= Beginning of Section =

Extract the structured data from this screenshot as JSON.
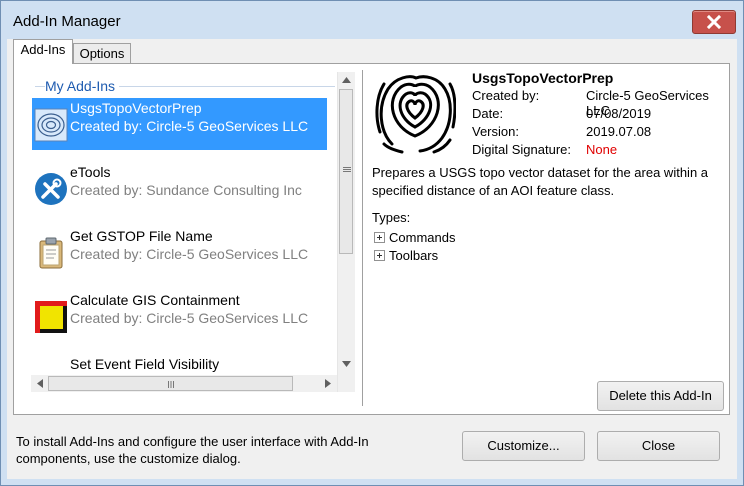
{
  "window": {
    "title": "Add-In Manager"
  },
  "tabs": [
    {
      "label": "Add-Ins"
    },
    {
      "label": "Options"
    }
  ],
  "list": {
    "group_title": "My Add-Ins",
    "items": [
      {
        "name": "UsgsTopoVectorPrep",
        "creator": "Created by: Circle-5 GeoServices LLC"
      },
      {
        "name": "eTools",
        "creator": "Created by: Sundance Consulting Inc"
      },
      {
        "name": "Get GSTOP File Name",
        "creator": "Created by: Circle-5 GeoServices LLC"
      },
      {
        "name": "Calculate GIS Containment",
        "creator": "Created by: Circle-5 GeoServices LLC"
      },
      {
        "name": "Set Event Field Visibility"
      }
    ],
    "selected_index": 0
  },
  "details": {
    "name": "UsgsTopoVectorPrep",
    "created_by_label": "Created by:",
    "created_by": "Circle-5 GeoServices LLC",
    "date_label": "Date:",
    "date": "07/08/2019",
    "version_label": "Version:",
    "version": "2019.07.08",
    "signature_label": "Digital Signature:",
    "signature": "None",
    "description": "Prepares a USGS topo vector dataset for the area within a specified distance of an AOI feature class.",
    "types_label": "Types:",
    "types": [
      "Commands",
      "Toolbars"
    ],
    "delete_label": "Delete this Add-In"
  },
  "footer": {
    "text": "To install Add-Ins and configure the user interface with Add-In components, use the customize dialog.",
    "customize_label": "Customize...",
    "close_label": "Close"
  },
  "colors": {
    "selection": "#3399ff",
    "group_title": "#1e5bb0",
    "signature_none": "#e00000",
    "close_button": "#c7514b"
  },
  "icons": {
    "close": "close-icon",
    "topo": "topo-map-icon",
    "etools": "tools-icon",
    "gstop": "clipboard-icon",
    "containment": "containment-icon"
  }
}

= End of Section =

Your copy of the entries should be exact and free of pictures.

Output below:
Extract the structured data from this screenshot as JSON.
{
  "window": {
    "title": "Add-In Manager"
  },
  "tabs": [
    {
      "label": "Add-Ins"
    },
    {
      "label": "Options"
    }
  ],
  "list": {
    "group_title": "My Add-Ins",
    "items": [
      {
        "name": "UsgsTopoVectorPrep",
        "creator": "Created by: Circle-5 GeoServices LLC"
      },
      {
        "name": "eTools",
        "creator": "Created by: Sundance Consulting Inc"
      },
      {
        "name": "Get GSTOP File Name",
        "creator": "Created by: Circle-5 GeoServices LLC"
      },
      {
        "name": "Calculate GIS Containment",
        "creator": "Created by: Circle-5 GeoServices LLC"
      },
      {
        "name": "Set Event Field Visibility"
      }
    ],
    "selected_index": 0
  },
  "details": {
    "name": "UsgsTopoVectorPrep",
    "created_by_label": "Created by:",
    "created_by": "Circle-5 GeoServices LLC",
    "date_label": "Date:",
    "date": "07/08/2019",
    "version_label": "Version:",
    "version": "2019.07.08",
    "signature_label": "Digital Signature:",
    "signature": "None",
    "description": "Prepares a USGS topo vector dataset for the area within a specified distance of an AOI feature class.",
    "types_label": "Types:",
    "types": [
      "Commands",
      "Toolbars"
    ],
    "delete_label": "Delete this Add-In"
  },
  "footer": {
    "text": "To install Add-Ins and configure the user interface with Add-In components, use the customize dialog.",
    "customize_label": "Customize...",
    "close_label": "Close"
  },
  "colors": {
    "selection": "#3399ff",
    "group_title": "#1e5bb0",
    "signature_none": "#e00000",
    "close_button": "#c7514b"
  },
  "icons": {
    "close": "close-icon",
    "topo": "topo-map-icon",
    "etools": "tools-icon",
    "gstop": "clipboard-icon",
    "containment": "containment-icon"
  }
}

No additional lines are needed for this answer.